◆ PROBLEM DESCRIPTION
Below is a set of records; restate each one word for word.

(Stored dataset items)
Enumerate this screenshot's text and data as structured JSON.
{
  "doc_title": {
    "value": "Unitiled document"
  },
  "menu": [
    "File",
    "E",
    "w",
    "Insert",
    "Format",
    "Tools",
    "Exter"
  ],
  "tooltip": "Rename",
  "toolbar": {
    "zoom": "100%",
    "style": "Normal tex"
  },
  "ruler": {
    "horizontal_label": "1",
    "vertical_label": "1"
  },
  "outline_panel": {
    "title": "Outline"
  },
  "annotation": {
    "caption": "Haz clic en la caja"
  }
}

◆ RESULT OF THIS TASK
Enumerate this screenshot's text and data as structured JSON.
{
  "doc_title": {
    "value": "Unitiled document"
  },
  "menu": [
    "File",
    "E",
    "w",
    "Insert",
    "Format",
    "Tools",
    "Exter"
  ],
  "tooltip": "Rename",
  "toolbar": {
    "zoom": "100%",
    "style": "Normal tex"
  },
  "ruler": {
    "horizontal_label": "1",
    "vertical_label": "1"
  },
  "outline_panel": {
    "title": "Outline"
  },
  "annotation": {
    "caption": "Haz clic en la caja"
  }
}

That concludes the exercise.